PART OF THE ACTION: The concept of immersive theater -- somehow involving the audience in the action -- is as old as the concept of theater, and as tangled up with what a performance means and what it means to be entertained in a live setting. The two can be separated from one another, and made distinct, but what is common to both is this: People want to enter a different world, and if an immersive theater happening in an unusual (read: non-stage) setting can fully and physically do that, then hoorah and hooray. Such will be the thrilling case when "The Grift at The Lafayette Hotel" lands at The Lafayette from Tuesday, Jan. 27 through Sunday, Feb. 22. If you're wondering if this is The Lafayette in San Diego's North Park, which is a hotel, or, more specifically a "hotel, swim club & bungalows," you'd be correct. You'd also be correct if you surmised a regional theatrical powerhouse like the La Jolla Playhouse was involved, and that actors, and audience members, will journey around the property as the story unfolds. (One thing that is a near-constant in immersive theater: Stasis and staying put are major no-nos.) As for what that drama-filled hotel-based adventure will entail?

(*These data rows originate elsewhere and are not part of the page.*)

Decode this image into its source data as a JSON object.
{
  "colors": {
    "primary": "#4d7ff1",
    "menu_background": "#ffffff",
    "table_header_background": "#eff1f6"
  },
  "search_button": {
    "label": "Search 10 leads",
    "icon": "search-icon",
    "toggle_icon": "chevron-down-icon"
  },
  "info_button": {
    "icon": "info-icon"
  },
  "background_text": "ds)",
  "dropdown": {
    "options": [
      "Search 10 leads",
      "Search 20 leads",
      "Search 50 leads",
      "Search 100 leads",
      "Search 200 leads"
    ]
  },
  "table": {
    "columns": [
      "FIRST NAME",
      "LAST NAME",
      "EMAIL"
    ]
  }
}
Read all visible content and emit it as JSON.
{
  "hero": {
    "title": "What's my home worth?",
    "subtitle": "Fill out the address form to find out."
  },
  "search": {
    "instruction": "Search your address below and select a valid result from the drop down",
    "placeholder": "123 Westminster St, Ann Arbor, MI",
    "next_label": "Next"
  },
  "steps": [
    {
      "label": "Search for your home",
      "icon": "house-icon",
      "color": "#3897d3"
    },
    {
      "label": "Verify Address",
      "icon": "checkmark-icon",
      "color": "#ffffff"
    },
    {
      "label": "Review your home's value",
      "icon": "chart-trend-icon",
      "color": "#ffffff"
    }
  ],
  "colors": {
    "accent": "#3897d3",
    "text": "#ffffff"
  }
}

MEET BEN... a man who, "under mysterious circumstances, lived his entire life at the hotel." Ben befriends a "traveling con man" and then proceeds to ask the audience's help -- that includes you, if you attend -- to participate in "one final, giant swindle." How this grift goes down around the grounds, and what attendees witness, learn, and must do, is part of the immersive experience. But if you saw "Accomplice: San Diego," creator Tom Salamon's much-talked-about production that told the audience where to meet to start the show, you know the scintillate-y surprise-y vibe of the proceedings. For immersive theater is very much about flow, about going with it, and about changing direction, or hallways, or minds, sometimes within minutes. Above all, it is about being entertained, but in a fresh, non-passive way: You're part of the entertainment as it unfolds, as are your co-audience members. Ever seen a play in a hotel, a setting known for flair and allure in the real world? Start here, intrigued people.